It is hard to explain to someone who knows nothing about piercing or tattooing that a parlour is one of the most sanitary places to get anything done. Health department comes in and inspects, asks questions, and by the gods, those 'artists' have to be on the money.
In those multi-purpose store that have those earring places, well...I never hear of anyone inspecting the ear piercer.
Anyway, another thing I've always had a hard time explaining was why I never pierced my daughter's ears.
When I was pregnant, both times, I quit smoking, because frankly, it wasn't the kid's choice to partake of those noxious substances. By the same token, I never pierced their ears. If there was going to be mutilation to their body, it was going to be their choice, not something inflicted upon them 'just because'. Not that it didn't tempt me, the older child had almost no hair as a young one and people mistook her for a boy often, even if she was wearing pink and frills and flowers.
Regardless, the older one, who just turned 11 last month, comes to me and tells me she wants her ears pierced.
So, like the adults, I explain to her the advantages and disadvantages of having a tattoo parlour piercing as opposed to one you can get in those little botiques in the mall. The fact it's easier to clean rings than studs. The fact that it costs about the same amount and a lot of other little things that you'd only know if you were A) interested in that kind of lifestyle or B) interested in doing that kind of work.
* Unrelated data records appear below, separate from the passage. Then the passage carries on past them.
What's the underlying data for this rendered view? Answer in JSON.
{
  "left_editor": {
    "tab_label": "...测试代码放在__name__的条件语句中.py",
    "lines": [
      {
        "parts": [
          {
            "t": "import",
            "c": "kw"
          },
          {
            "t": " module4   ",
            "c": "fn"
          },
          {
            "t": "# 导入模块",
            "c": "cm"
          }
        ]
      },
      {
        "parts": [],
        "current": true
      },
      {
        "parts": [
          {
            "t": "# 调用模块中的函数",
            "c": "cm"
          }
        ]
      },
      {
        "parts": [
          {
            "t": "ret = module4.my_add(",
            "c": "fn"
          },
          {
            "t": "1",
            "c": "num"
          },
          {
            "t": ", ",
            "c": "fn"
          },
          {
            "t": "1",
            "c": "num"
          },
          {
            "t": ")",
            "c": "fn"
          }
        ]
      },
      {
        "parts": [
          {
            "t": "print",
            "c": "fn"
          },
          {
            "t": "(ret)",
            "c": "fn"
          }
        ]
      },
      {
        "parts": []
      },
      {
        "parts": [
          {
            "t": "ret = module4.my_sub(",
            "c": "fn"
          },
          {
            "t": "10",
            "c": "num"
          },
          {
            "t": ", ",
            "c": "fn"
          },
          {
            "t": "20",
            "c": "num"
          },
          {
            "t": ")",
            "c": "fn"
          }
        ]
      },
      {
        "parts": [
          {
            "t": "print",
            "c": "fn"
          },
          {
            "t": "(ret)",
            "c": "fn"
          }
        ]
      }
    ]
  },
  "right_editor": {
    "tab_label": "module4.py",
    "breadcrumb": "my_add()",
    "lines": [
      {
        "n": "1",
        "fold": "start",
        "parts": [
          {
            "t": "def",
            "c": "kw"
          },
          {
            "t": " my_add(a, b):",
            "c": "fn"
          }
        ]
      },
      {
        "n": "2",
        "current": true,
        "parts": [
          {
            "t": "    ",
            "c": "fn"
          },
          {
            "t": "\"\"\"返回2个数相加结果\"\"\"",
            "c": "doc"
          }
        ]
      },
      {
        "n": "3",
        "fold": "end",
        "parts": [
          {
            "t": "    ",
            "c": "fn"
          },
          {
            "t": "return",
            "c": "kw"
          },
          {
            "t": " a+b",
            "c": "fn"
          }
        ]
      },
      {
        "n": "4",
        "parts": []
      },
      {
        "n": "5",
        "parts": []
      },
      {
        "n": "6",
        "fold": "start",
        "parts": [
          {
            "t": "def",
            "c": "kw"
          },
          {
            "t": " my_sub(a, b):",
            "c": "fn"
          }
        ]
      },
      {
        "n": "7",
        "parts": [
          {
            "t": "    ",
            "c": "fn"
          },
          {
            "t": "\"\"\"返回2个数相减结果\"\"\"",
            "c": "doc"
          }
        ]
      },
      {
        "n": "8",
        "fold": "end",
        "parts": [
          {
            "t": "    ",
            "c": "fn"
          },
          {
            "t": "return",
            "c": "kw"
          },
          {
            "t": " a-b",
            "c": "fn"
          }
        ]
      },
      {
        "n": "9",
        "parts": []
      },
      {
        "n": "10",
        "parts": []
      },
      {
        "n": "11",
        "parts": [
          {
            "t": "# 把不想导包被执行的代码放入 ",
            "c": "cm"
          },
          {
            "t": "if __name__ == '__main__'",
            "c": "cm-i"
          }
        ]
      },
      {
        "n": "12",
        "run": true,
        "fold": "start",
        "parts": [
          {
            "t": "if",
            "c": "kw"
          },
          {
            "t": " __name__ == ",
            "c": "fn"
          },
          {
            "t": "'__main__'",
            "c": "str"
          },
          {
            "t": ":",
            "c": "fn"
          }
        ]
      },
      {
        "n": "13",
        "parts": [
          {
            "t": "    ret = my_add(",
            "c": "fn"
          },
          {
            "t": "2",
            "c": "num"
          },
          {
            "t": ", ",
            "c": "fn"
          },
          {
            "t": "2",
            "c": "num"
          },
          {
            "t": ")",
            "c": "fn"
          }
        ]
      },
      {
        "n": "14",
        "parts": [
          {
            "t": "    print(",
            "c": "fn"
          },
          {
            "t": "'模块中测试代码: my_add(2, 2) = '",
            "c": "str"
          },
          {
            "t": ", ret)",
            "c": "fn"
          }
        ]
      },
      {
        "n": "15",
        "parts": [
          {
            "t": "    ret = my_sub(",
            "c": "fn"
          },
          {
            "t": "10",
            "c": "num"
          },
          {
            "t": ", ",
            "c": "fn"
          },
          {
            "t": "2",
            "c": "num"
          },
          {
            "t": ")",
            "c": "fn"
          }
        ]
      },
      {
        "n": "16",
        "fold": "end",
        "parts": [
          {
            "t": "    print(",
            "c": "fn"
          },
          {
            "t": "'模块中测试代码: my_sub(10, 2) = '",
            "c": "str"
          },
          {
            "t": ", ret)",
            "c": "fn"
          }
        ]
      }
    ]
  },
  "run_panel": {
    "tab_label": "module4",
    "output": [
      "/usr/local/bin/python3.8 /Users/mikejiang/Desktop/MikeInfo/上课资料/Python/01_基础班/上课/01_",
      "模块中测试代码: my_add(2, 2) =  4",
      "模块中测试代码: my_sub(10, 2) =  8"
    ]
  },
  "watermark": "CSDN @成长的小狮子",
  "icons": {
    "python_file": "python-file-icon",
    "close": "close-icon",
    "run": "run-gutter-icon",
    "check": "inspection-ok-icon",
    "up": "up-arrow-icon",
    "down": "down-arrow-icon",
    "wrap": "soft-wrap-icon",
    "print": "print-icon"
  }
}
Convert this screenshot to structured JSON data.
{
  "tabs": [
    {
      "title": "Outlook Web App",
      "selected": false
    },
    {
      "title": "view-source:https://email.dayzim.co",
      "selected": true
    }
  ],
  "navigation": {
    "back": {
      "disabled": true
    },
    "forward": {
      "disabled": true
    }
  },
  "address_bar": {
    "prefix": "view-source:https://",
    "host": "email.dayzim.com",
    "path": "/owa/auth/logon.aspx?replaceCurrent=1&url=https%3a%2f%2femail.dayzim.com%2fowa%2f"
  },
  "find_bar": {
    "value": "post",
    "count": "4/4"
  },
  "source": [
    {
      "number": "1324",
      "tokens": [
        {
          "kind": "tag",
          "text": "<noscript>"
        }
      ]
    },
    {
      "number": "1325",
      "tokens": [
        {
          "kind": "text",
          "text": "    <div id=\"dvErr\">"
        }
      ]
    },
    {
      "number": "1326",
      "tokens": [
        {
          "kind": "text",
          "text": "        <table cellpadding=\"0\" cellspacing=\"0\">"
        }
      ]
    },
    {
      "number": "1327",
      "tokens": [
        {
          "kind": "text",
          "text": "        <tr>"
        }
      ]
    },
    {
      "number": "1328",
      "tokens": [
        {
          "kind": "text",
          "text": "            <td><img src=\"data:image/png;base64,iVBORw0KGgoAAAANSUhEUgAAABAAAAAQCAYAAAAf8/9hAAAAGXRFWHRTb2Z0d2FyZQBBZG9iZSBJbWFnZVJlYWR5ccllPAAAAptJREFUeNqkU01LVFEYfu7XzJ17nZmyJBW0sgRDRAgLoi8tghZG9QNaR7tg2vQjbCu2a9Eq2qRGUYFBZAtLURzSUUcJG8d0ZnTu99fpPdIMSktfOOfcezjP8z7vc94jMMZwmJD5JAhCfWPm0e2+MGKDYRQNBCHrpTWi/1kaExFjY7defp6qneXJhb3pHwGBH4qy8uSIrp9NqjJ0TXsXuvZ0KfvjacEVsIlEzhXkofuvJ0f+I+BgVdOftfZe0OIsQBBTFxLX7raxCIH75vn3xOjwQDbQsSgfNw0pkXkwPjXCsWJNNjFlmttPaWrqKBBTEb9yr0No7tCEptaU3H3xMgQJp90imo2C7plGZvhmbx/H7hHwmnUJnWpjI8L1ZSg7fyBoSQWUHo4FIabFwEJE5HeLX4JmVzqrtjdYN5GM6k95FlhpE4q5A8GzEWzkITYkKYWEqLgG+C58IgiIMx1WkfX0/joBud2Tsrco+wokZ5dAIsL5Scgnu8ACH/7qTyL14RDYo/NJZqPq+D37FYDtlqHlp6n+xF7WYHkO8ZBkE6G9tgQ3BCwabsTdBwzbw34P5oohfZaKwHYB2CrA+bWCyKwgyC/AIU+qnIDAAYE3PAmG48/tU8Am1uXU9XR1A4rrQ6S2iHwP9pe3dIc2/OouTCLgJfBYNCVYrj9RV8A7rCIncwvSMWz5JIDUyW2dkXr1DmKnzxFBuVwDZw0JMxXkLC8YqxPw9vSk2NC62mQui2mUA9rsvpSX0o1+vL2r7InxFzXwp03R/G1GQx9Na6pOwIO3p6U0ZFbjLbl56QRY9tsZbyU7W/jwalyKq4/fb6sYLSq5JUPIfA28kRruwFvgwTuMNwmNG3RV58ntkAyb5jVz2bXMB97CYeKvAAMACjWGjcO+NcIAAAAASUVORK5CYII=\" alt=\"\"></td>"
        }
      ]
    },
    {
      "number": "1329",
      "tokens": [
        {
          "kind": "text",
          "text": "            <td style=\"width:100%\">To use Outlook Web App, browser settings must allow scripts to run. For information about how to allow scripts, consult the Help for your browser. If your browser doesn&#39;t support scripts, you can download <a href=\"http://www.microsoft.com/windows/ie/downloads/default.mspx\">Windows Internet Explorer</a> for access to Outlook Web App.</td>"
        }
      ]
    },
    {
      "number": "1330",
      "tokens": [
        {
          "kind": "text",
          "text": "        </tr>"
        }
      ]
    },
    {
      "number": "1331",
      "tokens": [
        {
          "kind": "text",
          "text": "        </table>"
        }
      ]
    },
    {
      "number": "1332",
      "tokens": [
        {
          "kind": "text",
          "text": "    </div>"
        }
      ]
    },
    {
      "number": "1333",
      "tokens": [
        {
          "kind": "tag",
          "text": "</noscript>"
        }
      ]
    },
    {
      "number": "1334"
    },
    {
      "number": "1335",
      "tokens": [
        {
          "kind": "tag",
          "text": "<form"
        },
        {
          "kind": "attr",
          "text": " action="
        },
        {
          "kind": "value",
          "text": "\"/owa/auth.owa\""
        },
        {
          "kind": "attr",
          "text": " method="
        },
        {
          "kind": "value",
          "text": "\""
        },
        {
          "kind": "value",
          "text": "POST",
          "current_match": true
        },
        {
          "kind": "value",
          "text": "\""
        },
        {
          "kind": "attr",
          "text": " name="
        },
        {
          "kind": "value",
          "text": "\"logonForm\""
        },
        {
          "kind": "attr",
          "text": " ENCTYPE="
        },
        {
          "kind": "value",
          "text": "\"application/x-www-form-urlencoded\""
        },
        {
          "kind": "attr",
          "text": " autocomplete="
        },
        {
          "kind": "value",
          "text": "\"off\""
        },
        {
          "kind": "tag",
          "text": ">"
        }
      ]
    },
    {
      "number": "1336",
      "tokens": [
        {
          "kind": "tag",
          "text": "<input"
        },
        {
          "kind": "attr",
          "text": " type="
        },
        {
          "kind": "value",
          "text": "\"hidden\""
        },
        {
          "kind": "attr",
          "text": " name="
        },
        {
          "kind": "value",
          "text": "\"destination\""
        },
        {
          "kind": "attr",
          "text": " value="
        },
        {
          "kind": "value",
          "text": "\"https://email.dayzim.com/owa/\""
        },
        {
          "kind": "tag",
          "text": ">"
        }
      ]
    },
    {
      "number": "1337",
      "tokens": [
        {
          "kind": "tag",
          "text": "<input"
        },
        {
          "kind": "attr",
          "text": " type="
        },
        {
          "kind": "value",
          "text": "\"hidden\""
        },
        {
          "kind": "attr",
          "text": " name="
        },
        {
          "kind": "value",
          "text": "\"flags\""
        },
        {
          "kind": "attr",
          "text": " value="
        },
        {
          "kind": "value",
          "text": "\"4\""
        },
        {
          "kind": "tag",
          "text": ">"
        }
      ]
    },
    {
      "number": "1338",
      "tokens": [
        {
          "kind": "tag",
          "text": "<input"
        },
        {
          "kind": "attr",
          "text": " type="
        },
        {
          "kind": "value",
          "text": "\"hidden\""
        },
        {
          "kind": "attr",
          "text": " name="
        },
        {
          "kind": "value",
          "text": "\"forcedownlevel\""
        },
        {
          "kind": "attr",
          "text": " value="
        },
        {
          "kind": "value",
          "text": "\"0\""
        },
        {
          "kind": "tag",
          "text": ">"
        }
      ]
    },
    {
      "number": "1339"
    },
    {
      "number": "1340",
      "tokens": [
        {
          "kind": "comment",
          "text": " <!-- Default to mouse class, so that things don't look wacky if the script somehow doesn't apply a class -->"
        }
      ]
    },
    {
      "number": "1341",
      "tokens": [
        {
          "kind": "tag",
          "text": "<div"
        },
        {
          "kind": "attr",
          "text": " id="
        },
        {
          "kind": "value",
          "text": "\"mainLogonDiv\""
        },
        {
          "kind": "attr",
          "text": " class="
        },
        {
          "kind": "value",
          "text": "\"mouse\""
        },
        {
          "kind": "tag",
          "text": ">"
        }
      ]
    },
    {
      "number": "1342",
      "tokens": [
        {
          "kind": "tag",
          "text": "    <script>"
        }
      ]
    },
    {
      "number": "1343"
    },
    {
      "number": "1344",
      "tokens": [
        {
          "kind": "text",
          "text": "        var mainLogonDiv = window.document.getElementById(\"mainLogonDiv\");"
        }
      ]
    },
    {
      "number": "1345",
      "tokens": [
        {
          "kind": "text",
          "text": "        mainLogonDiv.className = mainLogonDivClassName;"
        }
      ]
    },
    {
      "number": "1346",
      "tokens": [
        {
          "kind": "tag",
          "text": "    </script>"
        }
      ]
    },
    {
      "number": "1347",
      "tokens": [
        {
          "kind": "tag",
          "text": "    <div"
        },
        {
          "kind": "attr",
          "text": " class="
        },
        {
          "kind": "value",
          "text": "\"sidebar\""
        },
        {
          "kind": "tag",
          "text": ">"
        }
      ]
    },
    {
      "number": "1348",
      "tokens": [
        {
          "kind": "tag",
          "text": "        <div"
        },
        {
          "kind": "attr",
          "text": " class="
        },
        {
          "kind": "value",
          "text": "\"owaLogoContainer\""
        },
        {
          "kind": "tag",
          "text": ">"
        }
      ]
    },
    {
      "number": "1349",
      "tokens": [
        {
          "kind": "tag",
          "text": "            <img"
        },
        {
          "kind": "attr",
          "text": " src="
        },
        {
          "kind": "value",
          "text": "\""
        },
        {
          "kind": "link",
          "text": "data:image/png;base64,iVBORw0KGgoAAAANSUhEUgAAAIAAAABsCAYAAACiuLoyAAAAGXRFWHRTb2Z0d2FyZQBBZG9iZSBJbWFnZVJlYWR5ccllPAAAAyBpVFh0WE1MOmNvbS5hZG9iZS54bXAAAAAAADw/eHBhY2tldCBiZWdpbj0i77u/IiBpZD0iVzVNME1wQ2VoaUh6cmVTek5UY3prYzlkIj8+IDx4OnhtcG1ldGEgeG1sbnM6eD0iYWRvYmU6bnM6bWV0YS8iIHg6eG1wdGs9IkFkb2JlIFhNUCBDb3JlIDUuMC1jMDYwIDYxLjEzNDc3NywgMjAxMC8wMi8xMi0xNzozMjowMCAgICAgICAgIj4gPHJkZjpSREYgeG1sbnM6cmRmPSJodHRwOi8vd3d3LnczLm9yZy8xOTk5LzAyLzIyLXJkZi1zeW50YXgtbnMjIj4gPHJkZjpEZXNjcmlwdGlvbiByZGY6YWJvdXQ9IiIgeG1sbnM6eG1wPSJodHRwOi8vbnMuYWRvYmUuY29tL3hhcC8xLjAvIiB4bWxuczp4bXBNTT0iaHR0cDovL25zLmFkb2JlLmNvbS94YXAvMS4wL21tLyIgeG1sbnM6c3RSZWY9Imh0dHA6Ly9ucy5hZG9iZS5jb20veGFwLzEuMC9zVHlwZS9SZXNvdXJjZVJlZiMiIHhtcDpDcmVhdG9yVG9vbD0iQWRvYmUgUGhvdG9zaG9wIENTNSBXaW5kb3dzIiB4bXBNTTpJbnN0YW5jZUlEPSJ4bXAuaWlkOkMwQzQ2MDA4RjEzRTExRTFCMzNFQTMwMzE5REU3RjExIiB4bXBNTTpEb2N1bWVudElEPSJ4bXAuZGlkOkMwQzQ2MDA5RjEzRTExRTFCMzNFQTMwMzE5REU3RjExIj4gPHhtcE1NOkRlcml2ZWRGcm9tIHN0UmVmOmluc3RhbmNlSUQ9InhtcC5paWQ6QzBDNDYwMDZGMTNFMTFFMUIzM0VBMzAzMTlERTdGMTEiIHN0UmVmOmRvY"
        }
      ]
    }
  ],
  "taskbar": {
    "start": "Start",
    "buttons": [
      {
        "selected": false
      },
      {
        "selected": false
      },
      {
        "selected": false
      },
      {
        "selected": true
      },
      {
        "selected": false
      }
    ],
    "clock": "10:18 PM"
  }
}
After weighing her options, she decides she wants to go to the tattoo parlour at this point.
So as we go in, I explain to her about the jewelry. The purpose of the captive bead ring, gauges, and the different kinds of piercings. I tell her that other than her ears, she'll have to wait to get anything else done for a while. I explain to her the care and feeding of a piercing, what it all entails, the kinds of jewelry, the stuff the jewelry's made of, and assorted other things. I also tell her about some of the experiences I went through when I was a piercer. After a while, I just put it to her, "If you don't want to do this, then we can just leave and it's all good. If you want it, tell me and I'll make it happen."
"I want my ears pierced," she says promptly, with a bit of surprise - I guess she was still kind of unsure of herself, but sure enough wanted some earrings.
So the guys look at me like I'm a bit soft in the head, but they don't say anything. I bang her birth certificate on the counter, fill out all the paper work and just talk a little about why we were there instead of at the mall. By that time, they've already got her saddled up and cleaned off, so I'm rushing to go take pictures.
And I'm proud. I'm SO proud.
Last week she won second place in a spelling be. We're talking afterwards, and honestly, I told her I was almost as proud of her for getting her ears pierced as I was of her winning in the contest. "I'm not proud that you had your ears pierced," I explain. "I'm proud that you realized you were afraid, but you did it anyway and you overcame your fears because it was something you really wanted to do. I'm proud that you were afraid, but you did it regardless. Sometimes it takes a lot of courage to overcome our fears. But if we can get past some of these things we're afraid of, we can do anything. I'm so proud, I want to cry."
And she does that, "Mom" where it sounds like they want to roll their eyes, but she adds, "If you cry, it's okay. It's not bad to cry."
And all I can do it smile. "I'm proud. So proud."
This is afterwards, when we're at the store getting that liquid Dial soap that all piercing should be cleaned with, and some ibprofen, and instead of listening to me blubber on, she grabs some of those rainbow Twizzlers and asks politely for some chewy candy.
I love my kids. Watching them grow up is amazing.